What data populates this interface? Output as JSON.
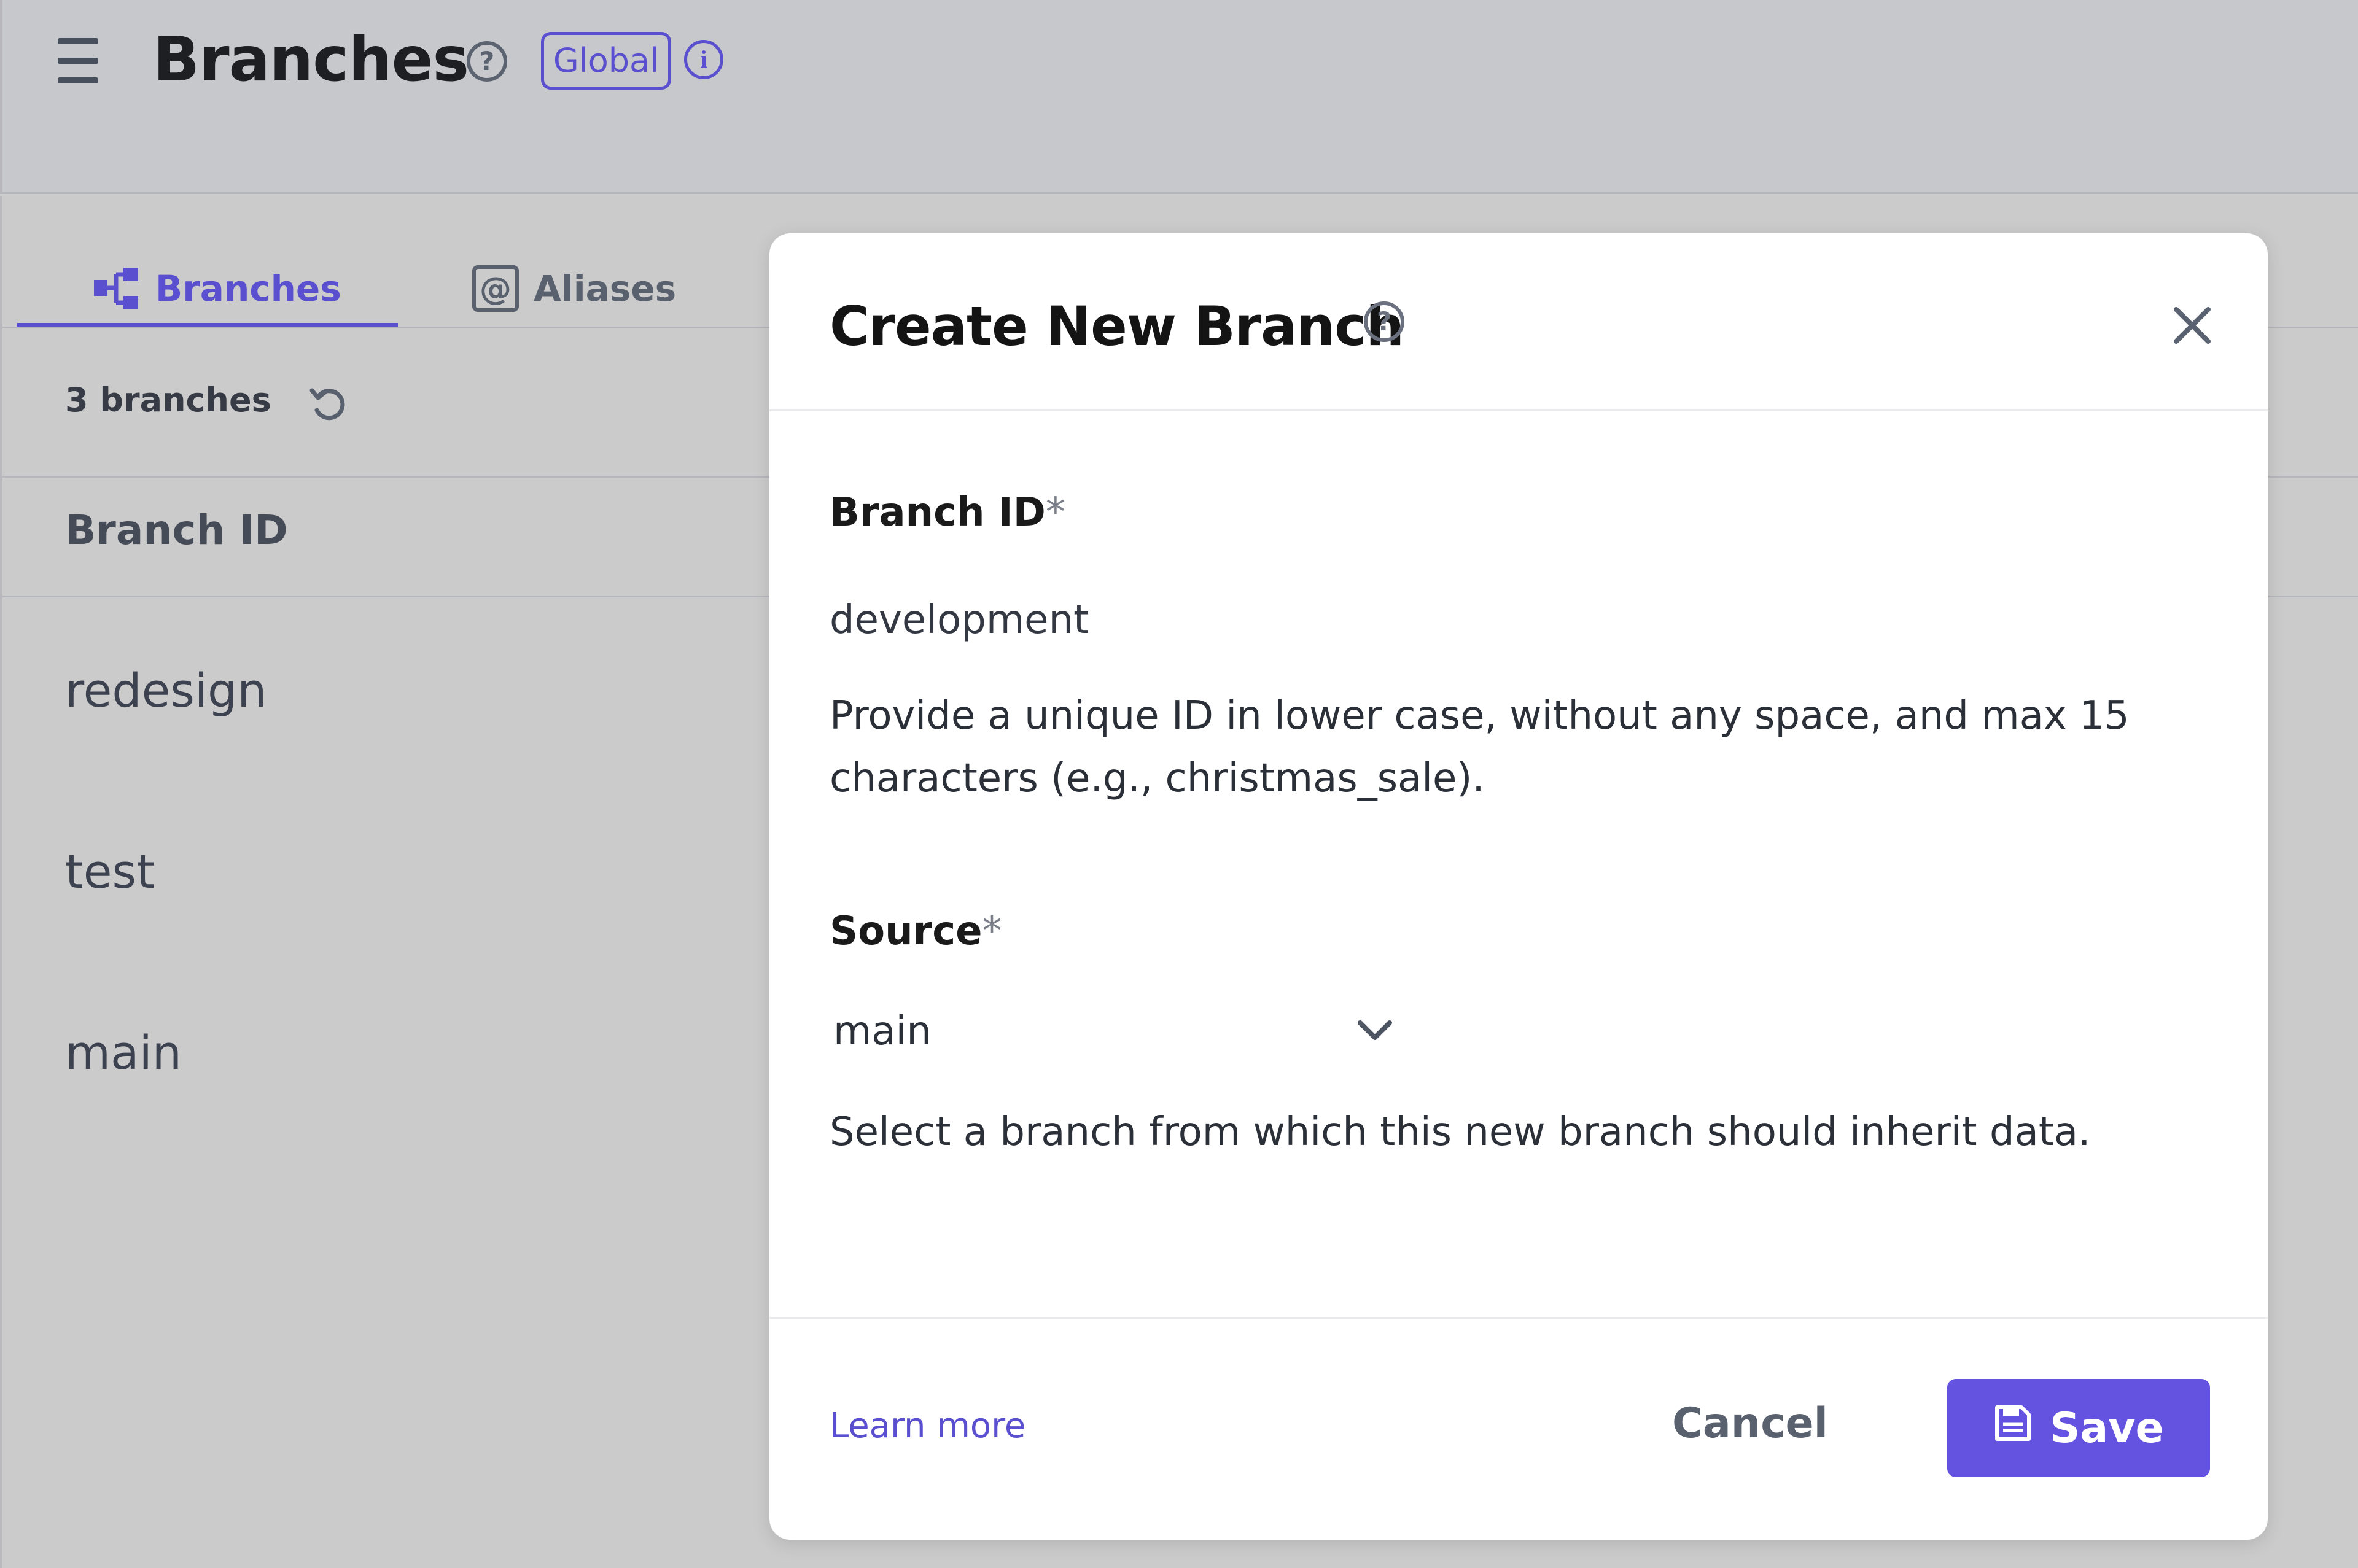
{
  "header": {
    "title": "Branches",
    "scope_badge": "Global",
    "help_icon": "question-circle-icon",
    "info_icon": "info-circle-icon",
    "menu_icon": "hamburger-icon"
  },
  "tabs": [
    {
      "label": "Branches",
      "icon": "branch-tree-icon",
      "active": true
    },
    {
      "label": "Aliases",
      "icon": "at-sign-icon",
      "active": false
    }
  ],
  "list": {
    "count_label": "3 branches",
    "refresh_icon": "refresh-icon",
    "column_header": "Branch ID",
    "rows": [
      "redesign",
      "test",
      "main"
    ]
  },
  "modal": {
    "title": "Create New Branch",
    "branch_id": {
      "label": "Branch ID",
      "required_mark": "*",
      "value": "development",
      "help": "Provide a unique ID in lower case, without any space, and max 15 characters (e.g., christmas_sale)."
    },
    "source": {
      "label": "Source",
      "required_mark": "*",
      "selected": "main",
      "help": "Select a branch from which this new branch should inherit data.",
      "learn_more": "Learn more"
    },
    "cancel_label": "Cancel",
    "save_label": "Save"
  },
  "colors": {
    "accent": "#5a4fcf",
    "save_button": "#6353e0",
    "overlay_bg": "#cbcbcb",
    "modal_bg": "#ffffff"
  }
}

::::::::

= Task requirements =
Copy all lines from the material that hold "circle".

= Task output =
    "help_icon": "question-circle-icon",
    "info_icon": "info-circle-icon",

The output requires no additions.